◆ To do
The entries that follow need to be printed exactly as they are, minus any pictures.

((

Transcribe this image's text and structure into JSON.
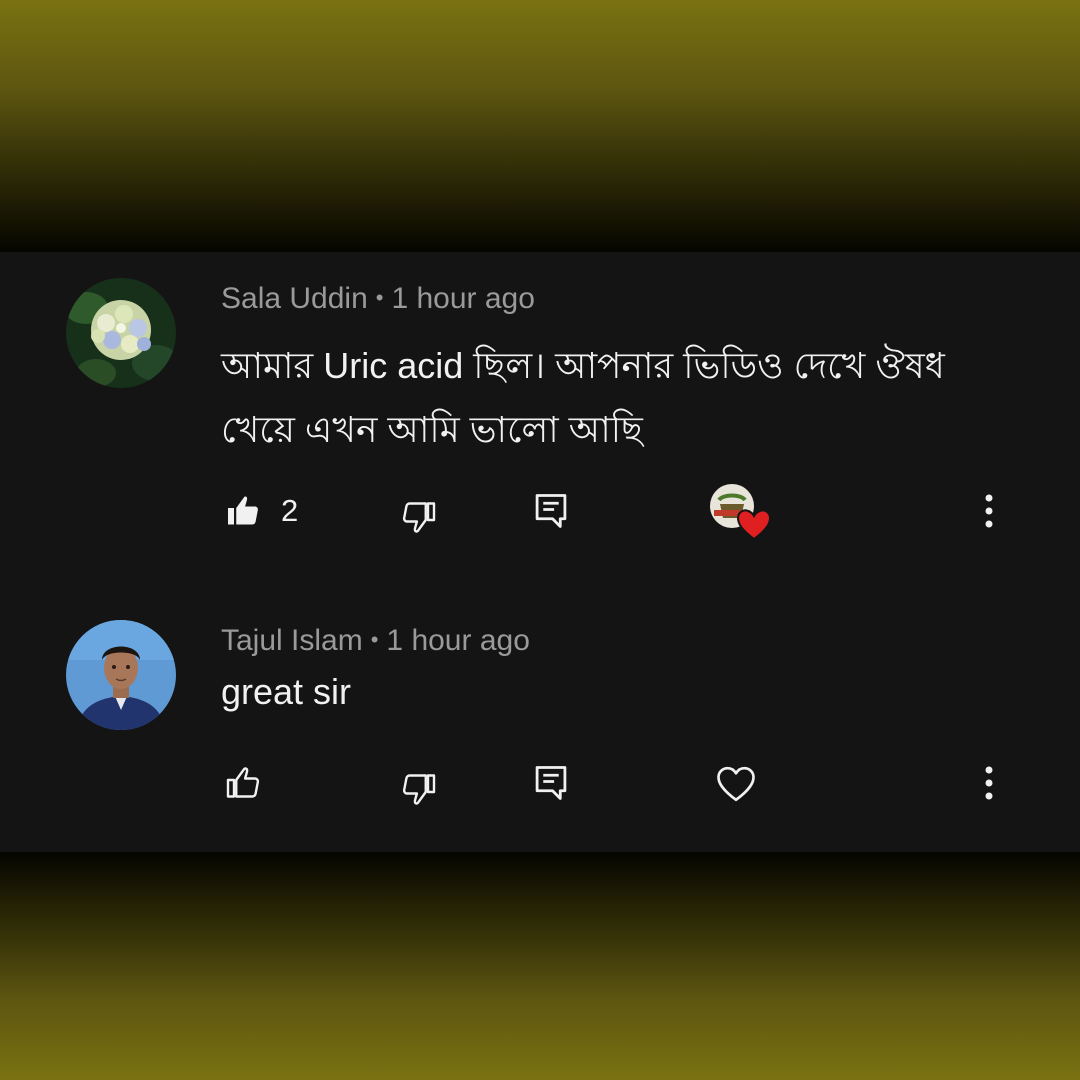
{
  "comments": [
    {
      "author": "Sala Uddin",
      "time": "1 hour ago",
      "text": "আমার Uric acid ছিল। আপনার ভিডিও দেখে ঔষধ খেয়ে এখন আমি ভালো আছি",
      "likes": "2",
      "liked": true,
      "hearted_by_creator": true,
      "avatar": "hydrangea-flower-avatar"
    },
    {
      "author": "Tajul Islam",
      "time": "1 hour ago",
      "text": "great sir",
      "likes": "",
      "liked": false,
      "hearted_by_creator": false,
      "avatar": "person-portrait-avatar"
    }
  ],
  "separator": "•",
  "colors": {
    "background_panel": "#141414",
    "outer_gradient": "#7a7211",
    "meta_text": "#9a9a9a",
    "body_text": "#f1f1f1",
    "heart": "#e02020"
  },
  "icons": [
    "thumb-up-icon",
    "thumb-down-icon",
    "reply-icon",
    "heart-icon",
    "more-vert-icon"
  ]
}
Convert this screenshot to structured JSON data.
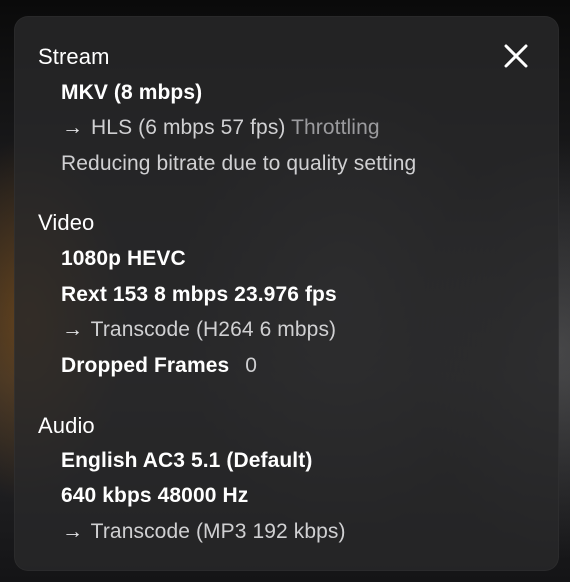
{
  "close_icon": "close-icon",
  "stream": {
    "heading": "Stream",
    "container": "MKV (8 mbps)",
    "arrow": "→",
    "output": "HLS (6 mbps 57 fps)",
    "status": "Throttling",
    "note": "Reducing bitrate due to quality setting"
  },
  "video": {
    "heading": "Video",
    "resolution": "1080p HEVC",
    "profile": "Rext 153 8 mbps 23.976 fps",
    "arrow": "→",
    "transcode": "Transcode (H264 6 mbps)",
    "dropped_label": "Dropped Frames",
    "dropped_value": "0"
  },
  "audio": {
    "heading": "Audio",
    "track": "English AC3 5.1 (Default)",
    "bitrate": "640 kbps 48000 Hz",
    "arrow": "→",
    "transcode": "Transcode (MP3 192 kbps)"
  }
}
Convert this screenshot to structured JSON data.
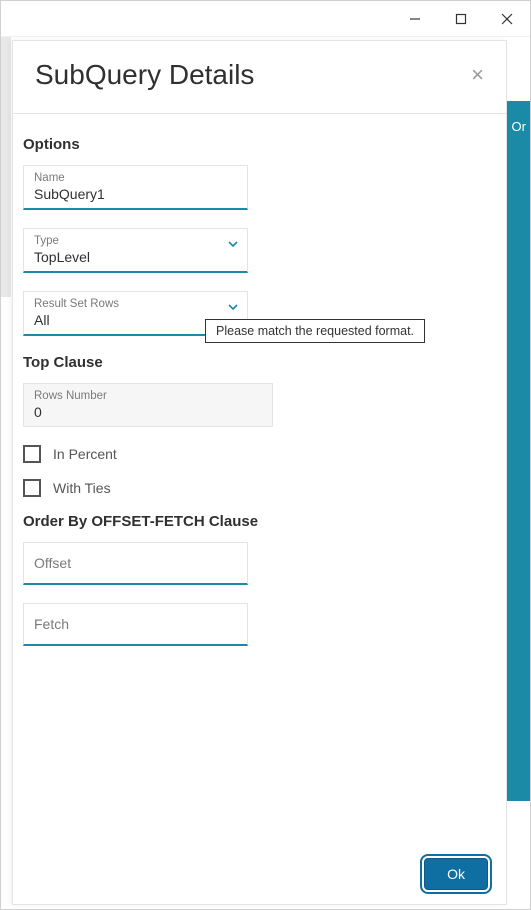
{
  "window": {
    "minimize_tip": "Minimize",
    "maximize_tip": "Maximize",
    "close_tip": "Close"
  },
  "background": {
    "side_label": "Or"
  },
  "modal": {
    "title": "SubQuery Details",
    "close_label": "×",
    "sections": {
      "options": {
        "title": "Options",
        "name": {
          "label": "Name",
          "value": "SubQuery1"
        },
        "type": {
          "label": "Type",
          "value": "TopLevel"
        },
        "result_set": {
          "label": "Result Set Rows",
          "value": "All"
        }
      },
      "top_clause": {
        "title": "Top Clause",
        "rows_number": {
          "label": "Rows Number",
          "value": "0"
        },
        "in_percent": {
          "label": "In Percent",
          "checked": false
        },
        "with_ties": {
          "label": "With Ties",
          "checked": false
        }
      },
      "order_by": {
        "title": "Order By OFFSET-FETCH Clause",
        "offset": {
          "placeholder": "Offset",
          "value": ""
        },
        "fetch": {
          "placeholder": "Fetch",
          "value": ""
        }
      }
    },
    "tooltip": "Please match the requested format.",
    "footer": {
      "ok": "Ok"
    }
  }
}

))

◆ Response area
Transcribe this image's text and structure into JSON.
{
  "comments": [
    {
      "author": "Sala Uddin",
      "time": "1 hour ago",
      "text": "আমার Uric acid ছিল। আপনার ভিডিও দেখে ঔষধ খেয়ে এখন আমি ভালো আছি",
      "likes": "2",
      "liked": true,
      "hearted_by_creator": true,
      "avatar": "hydrangea-flower-avatar"
    },
    {
      "author": "Tajul Islam",
      "time": "1 hour ago",
      "text": "great sir",
      "likes": "",
      "liked": false,
      "hearted_by_creator": false,
      "avatar": "person-portrait-avatar"
    }
  ],
  "separator": "•",
  "colors": {
    "background_panel": "#141414",
    "outer_gradient": "#7a7211",
    "meta_text": "#9a9a9a",
    "body_text": "#f1f1f1",
    "heart": "#e02020"
  },
  "icons": [
    "thumb-up-icon",
    "thumb-down-icon",
    "reply-icon",
    "heart-icon",
    "more-vert-icon"
  ]
}
Convert this screenshot to structured JSON data.
{
  "close_icon": "close-icon",
  "stream": {
    "heading": "Stream",
    "container": "MKV (8 mbps)",
    "arrow": "→",
    "output": "HLS (6 mbps 57 fps)",
    "status": "Throttling",
    "note": "Reducing bitrate due to quality setting"
  },
  "video": {
    "heading": "Video",
    "resolution": "1080p HEVC",
    "profile": "Rext 153 8 mbps 23.976 fps",
    "arrow": "→",
    "transcode": "Transcode (H264 6 mbps)",
    "dropped_label": "Dropped Frames",
    "dropped_value": "0"
  },
  "audio": {
    "heading": "Audio",
    "track": "English AC3 5.1 (Default)",
    "bitrate": "640 kbps 48000 Hz",
    "arrow": "→",
    "transcode": "Transcode (MP3 192 kbps)"
  }
}
Convert this screenshot to structured JSON data.
{
  "window": {
    "minimize_tip": "Minimize",
    "maximize_tip": "Maximize",
    "close_tip": "Close"
  },
  "background": {
    "side_label": "Or"
  },
  "modal": {
    "title": "SubQuery Details",
    "close_label": "×",
    "sections": {
      "options": {
        "title": "Options",
        "name": {
          "label": "Name",
          "value": "SubQuery1"
        },
        "type": {
          "label": "Type",
          "value": "TopLevel"
        },
        "result_set": {
          "label": "Result Set Rows",
          "value": "All"
        }
      },
      "top_clause": {
        "title": "Top Clause",
        "rows_number": {
          "label": "Rows Number",
          "value": "0"
        },
        "in_percent": {
          "label": "In Percent",
          "checked": false
        },
        "with_ties": {
          "label": "With Ties",
          "checked": false
        }
      },
      "order_by": {
        "title": "Order By OFFSET-FETCH Clause",
        "offset": {
          "placeholder": "Offset",
          "value": ""
        },
        "fetch": {
          "placeholder": "Fetch",
          "value": ""
        }
      }
    },
    "tooltip": "Please match the requested format.",
    "footer": {
      "ok": "Ok"
    }
  }
}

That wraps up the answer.